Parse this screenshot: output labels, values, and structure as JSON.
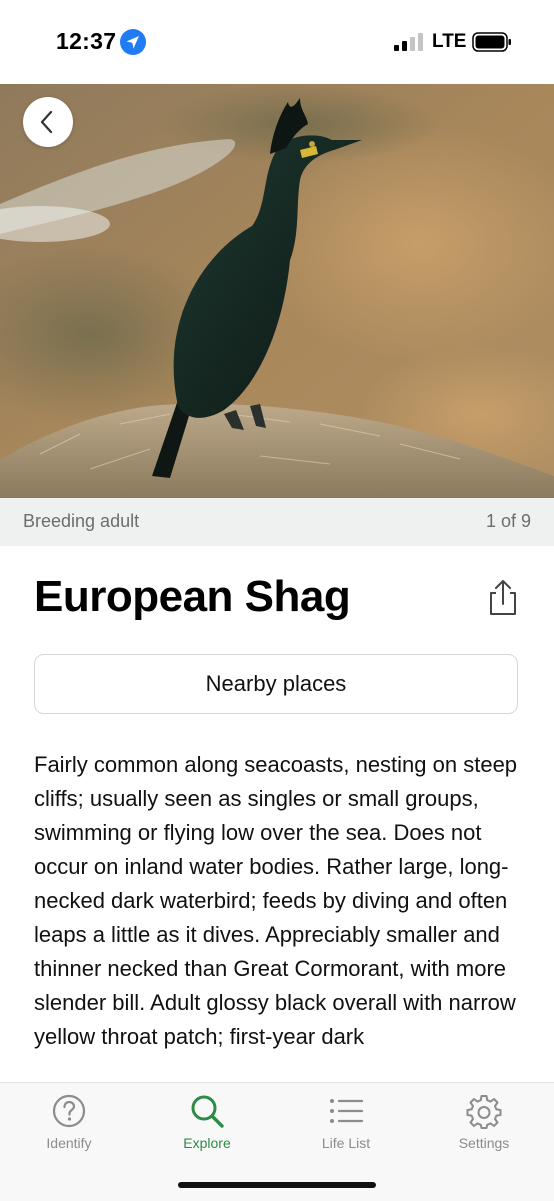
{
  "status_bar": {
    "time": "12:37",
    "network": "LTE"
  },
  "photo": {
    "caption": "Breeding adult",
    "counter": "1 of 9"
  },
  "species": {
    "name": "European Shag",
    "nearby_label": "Nearby places",
    "description": "Fairly common along seacoasts, nesting on steep cliffs; usually seen as singles or small groups, swimming or flying low over the sea. Does not occur on inland water bodies. Rather large, long-necked dark waterbird; feeds by diving and often leaps a little as it dives. Appreciably smaller and thinner necked than Great Cormorant, with more slender bill. Adult glossy black overall with narrow yellow throat patch; first-year dark"
  },
  "tabs": [
    {
      "label": "Identify",
      "icon": "question-circle-icon"
    },
    {
      "label": "Explore",
      "icon": "search-icon"
    },
    {
      "label": "Life List",
      "icon": "list-icon"
    },
    {
      "label": "Settings",
      "icon": "gear-icon"
    }
  ],
  "colors": {
    "accent": "#2e8b47",
    "caption_bg": "#eef1f0",
    "tab_inactive": "#8a8d8c"
  }
}
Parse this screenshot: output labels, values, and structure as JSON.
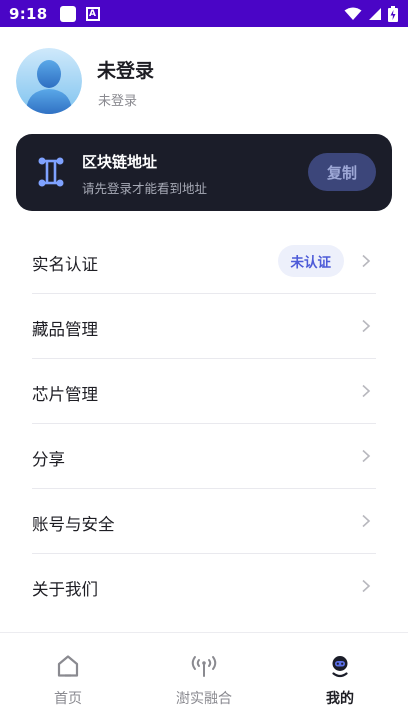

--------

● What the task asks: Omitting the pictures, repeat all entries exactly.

● Written solution:
Parse this screenshot: output labels, values, and structure as JSON.
{
  "status_bar": {
    "time": "12:37",
    "network": "LTE"
  },
  "photo": {
    "caption": "Breeding adult",
    "counter": "1 of 9"
  },
  "species": {
    "name": "European Shag",
    "nearby_label": "Nearby places",
    "description": "Fairly common along seacoasts, nesting on steep cliffs; usually seen as singles or small groups, swimming or flying low over the sea. Does not occur on inland water bodies. Rather large, long-necked dark waterbird; feeds by diving and often leaps a little as it dives. Appreciably smaller and thinner necked than Great Cormorant, with more slender bill. Adult glossy black overall with narrow yellow throat patch; first-year dark"
  },
  "tabs": [
    {
      "label": "Identify",
      "icon": "question-circle-icon"
    },
    {
      "label": "Explore",
      "icon": "search-icon"
    },
    {
      "label": "Life List",
      "icon": "list-icon"
    },
    {
      "label": "Settings",
      "icon": "gear-icon"
    }
  ],
  "colors": {
    "accent": "#2e8b47",
    "caption_bg": "#eef1f0",
    "tab_inactive": "#8a8d8c"
  }
}
Parse this screenshot: output labels, values, and structure as JSON.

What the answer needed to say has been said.